## Problem statement
When the string "subtitle" is part of a line in the data below, report the whole line.

[[ Given entries open ]]

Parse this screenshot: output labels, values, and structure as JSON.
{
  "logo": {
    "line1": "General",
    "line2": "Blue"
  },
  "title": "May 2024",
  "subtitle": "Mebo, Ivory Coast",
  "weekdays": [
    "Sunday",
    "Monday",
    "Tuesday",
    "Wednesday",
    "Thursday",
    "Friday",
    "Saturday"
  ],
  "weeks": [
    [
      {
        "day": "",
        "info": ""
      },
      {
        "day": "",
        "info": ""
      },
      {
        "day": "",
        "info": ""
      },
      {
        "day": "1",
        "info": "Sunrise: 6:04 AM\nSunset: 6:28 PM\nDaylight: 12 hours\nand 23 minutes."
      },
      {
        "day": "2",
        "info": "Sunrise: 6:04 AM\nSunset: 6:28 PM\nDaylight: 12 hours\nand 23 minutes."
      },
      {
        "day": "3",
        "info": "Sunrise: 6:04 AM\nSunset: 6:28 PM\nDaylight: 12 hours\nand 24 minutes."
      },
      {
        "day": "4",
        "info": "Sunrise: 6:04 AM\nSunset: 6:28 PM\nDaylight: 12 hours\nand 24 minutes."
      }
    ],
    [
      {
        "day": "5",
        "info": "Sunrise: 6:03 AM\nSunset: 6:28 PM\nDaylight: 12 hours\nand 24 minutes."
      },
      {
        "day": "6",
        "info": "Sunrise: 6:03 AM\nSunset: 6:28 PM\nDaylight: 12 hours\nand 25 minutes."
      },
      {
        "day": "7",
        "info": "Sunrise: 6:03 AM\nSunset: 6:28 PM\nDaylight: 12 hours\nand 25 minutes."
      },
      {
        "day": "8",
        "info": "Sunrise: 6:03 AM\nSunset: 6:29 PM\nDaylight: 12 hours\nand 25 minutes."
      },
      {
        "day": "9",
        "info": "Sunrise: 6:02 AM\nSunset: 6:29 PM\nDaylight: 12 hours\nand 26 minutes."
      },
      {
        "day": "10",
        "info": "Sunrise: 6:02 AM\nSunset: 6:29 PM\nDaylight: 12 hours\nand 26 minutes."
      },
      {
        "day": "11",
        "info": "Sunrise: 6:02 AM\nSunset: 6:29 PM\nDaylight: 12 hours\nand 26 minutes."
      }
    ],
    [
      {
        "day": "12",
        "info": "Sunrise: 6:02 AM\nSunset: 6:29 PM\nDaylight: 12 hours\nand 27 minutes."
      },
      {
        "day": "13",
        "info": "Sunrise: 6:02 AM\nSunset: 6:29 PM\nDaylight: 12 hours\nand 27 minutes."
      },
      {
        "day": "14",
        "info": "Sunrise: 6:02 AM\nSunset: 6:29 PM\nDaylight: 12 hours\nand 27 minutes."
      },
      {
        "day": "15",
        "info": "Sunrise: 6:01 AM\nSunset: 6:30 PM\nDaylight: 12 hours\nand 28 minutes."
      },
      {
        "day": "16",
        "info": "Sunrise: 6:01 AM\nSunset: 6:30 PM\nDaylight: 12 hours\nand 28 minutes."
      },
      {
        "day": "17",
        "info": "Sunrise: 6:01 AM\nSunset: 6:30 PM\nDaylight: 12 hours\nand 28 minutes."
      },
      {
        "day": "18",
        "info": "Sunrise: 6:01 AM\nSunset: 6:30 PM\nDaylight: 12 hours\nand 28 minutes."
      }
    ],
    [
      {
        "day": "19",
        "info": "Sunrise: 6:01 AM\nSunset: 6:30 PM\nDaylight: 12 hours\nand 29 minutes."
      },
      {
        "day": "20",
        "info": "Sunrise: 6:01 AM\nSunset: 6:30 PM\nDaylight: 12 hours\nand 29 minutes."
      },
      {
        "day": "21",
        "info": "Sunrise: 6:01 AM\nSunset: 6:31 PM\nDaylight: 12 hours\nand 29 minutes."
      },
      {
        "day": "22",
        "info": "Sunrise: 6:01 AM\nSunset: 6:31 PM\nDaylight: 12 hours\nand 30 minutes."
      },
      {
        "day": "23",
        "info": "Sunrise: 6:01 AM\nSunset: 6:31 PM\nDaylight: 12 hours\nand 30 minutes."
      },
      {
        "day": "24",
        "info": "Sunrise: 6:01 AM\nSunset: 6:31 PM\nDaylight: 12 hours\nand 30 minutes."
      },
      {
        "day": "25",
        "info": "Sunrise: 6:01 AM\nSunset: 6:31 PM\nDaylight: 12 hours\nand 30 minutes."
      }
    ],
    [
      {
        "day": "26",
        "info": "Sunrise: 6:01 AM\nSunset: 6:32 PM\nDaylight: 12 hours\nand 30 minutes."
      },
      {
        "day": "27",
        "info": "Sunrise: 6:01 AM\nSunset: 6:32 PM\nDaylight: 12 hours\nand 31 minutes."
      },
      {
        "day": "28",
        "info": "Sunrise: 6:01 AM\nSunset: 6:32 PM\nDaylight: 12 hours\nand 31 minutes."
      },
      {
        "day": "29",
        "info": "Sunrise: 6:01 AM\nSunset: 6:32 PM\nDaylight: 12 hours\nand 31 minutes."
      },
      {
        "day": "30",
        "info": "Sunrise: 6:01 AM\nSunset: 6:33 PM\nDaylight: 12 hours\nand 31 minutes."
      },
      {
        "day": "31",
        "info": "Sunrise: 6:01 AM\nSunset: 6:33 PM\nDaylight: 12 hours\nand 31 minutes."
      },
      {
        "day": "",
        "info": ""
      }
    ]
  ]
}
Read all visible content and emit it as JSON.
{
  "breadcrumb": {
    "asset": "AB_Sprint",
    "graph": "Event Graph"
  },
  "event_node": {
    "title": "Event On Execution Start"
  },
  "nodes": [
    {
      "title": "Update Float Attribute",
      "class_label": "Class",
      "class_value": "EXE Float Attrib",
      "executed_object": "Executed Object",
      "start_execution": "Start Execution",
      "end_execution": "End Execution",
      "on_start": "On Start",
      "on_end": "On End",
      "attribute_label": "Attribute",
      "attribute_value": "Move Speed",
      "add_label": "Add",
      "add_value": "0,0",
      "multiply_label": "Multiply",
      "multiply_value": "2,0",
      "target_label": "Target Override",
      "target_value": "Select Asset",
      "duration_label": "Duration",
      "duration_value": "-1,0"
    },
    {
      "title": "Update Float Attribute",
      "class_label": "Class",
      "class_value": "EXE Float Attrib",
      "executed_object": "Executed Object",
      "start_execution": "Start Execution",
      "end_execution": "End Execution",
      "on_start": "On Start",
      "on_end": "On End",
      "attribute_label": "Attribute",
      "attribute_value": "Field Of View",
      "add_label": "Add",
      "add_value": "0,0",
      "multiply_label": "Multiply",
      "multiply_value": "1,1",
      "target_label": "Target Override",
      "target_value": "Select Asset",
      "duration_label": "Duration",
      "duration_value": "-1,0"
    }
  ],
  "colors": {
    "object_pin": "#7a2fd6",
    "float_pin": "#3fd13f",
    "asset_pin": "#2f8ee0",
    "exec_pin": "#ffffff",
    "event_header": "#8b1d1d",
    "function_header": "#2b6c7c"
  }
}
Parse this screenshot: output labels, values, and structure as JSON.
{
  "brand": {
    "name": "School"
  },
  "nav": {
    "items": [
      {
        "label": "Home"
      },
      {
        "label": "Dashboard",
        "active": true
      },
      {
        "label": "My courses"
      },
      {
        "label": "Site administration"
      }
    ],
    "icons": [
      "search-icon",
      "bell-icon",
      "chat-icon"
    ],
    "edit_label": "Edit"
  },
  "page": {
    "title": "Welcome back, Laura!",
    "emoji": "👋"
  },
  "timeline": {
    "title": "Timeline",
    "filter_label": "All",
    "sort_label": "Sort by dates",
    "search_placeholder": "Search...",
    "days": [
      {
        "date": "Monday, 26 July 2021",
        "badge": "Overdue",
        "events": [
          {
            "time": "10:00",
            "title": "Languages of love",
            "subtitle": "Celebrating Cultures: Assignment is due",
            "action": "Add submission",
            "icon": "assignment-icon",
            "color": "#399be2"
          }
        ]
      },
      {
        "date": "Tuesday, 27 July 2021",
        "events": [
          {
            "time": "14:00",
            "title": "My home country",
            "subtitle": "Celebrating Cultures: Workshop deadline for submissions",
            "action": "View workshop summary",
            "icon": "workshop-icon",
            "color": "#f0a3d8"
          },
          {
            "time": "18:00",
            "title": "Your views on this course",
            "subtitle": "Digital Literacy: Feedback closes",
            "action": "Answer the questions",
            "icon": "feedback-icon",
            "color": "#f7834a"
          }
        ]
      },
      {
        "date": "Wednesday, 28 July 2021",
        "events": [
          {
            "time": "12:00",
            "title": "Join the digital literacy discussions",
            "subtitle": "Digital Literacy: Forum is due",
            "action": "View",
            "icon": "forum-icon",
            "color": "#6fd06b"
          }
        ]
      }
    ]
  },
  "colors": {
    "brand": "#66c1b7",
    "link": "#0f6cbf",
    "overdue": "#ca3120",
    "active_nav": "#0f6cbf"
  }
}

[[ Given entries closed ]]

## Answer
  "subtitle": "Mebo, Ivory Coast",
            "subtitle": "Celebrating Cultures: Assignment is due",
            "subtitle": "Celebrating Cultures: Workshop deadline for submissions",
            "subtitle": "Digital Literacy: Feedback closes",
            "subtitle": "Digital Literacy: Forum is due",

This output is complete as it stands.